In submissions to the arbitrator, the workers said Zupco has not paid outstanding salaries to the tune of US$1,3 million which accrued from 2009 and 2010 as well as April, May and June 2014. They added that food allowances for drivers and conductors remained unpaid and accrued on a daily basis.
“The respondent had even confirmed liability in this regard through a letter dated 13 August 2014, and undertook to pay the outstanding salaries, but however did not at all,” the employees said.
“The respondent’s conduct violated its obligations that it has towards employees as reiterated by McDowell’s in the Law of the Master and Servant, on page 107.”
Zupco argued in its submissions to the arbitrator that the claimants were not certain in terms of the total amount of money owed, adding that they simply stated they were owed in the region of US$1,3 million which “is too general.”

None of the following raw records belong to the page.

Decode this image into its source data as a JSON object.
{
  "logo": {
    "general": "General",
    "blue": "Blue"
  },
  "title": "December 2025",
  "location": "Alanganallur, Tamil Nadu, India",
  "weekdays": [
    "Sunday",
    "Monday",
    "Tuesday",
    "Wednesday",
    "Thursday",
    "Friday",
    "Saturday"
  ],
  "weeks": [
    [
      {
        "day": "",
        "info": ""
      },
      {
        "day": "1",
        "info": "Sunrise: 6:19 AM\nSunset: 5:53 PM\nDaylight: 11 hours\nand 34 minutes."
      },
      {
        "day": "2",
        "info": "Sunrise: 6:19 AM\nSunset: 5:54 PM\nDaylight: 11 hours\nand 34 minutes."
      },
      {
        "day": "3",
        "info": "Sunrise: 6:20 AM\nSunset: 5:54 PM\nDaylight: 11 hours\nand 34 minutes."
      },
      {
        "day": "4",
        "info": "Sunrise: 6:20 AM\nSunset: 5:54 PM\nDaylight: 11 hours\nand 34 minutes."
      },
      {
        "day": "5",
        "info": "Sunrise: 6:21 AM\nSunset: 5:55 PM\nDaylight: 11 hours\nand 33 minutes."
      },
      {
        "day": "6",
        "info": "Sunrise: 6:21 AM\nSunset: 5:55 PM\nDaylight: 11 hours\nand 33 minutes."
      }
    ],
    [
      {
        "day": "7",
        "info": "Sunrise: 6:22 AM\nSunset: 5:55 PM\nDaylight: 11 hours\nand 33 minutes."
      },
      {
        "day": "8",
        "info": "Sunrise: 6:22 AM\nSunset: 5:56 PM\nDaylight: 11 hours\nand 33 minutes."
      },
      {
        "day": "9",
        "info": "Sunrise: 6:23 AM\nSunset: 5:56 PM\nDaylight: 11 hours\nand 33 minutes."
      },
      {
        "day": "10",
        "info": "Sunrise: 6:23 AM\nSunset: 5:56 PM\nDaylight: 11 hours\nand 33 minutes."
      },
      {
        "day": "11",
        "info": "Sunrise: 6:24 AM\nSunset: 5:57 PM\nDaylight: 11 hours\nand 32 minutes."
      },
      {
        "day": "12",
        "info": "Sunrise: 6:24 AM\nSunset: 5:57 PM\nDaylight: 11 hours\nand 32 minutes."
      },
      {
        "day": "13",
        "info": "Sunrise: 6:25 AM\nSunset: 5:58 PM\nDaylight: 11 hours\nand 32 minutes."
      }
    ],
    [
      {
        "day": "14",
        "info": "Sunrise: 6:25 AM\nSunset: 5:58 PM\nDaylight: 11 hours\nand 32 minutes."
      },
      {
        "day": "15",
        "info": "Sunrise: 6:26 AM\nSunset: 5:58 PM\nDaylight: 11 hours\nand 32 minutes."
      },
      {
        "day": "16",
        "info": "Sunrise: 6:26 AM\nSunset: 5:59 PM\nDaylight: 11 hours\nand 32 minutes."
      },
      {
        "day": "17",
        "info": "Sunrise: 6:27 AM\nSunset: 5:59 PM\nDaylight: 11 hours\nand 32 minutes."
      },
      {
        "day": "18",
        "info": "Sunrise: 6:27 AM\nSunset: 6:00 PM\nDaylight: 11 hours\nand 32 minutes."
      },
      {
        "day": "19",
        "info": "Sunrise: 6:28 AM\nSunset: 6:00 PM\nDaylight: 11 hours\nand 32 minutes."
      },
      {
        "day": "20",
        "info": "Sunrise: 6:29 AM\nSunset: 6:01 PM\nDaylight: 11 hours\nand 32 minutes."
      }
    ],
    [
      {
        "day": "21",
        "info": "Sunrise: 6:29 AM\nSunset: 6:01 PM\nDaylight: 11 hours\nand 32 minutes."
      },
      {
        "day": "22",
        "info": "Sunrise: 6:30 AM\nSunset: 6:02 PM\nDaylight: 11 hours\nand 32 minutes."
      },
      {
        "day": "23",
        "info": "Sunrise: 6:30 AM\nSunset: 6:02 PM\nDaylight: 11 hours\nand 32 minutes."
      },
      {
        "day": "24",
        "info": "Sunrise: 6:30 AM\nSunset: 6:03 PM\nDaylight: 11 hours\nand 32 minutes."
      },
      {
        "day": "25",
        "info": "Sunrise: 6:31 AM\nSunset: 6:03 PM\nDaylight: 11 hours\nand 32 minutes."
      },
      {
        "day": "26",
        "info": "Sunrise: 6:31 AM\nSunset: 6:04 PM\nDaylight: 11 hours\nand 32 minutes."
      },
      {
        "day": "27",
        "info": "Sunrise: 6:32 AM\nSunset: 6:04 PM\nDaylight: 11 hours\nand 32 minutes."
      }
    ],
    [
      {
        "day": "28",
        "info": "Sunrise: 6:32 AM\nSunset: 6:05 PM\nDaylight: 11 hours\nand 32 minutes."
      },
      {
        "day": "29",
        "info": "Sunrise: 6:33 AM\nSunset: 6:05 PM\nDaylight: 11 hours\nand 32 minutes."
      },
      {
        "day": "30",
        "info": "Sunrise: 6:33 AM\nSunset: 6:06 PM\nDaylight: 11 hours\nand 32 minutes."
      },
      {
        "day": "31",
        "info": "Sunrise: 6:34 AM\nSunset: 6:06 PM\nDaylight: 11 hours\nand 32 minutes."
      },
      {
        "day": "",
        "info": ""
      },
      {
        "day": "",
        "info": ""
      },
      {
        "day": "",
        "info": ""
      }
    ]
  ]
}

It further argued that it had come up with a payment plan to be relied on contrary to the workers’ argument. The employer said part of the arrear salaries and benefits were already under consideration at the labour court under case number LC/H/REV/77/14 thus a lis pendens preliminary issue was raised. This is a principle that stipulates that where an issue or dispute is already before a court of competent jurisdiction, that same issue cannot be brought before another court.
“Furthermore the claim did not specify which category of employees was owed how much leading to misleading conclusions,” Zupco said.
It added that the workers be paid whatever they are owed in terms of the Zupco Strategic Plan 2014-2016.
However, Ndomene did not find the company’s explanation sustainable thereby ruling in favour of the employees.
“Parties are urged to negotiate by themselves the amount owed to claimants within 14 working days, failure of which either of the parties shall revert to the arbitrator for quantification proceedings,” Ndomene ruled.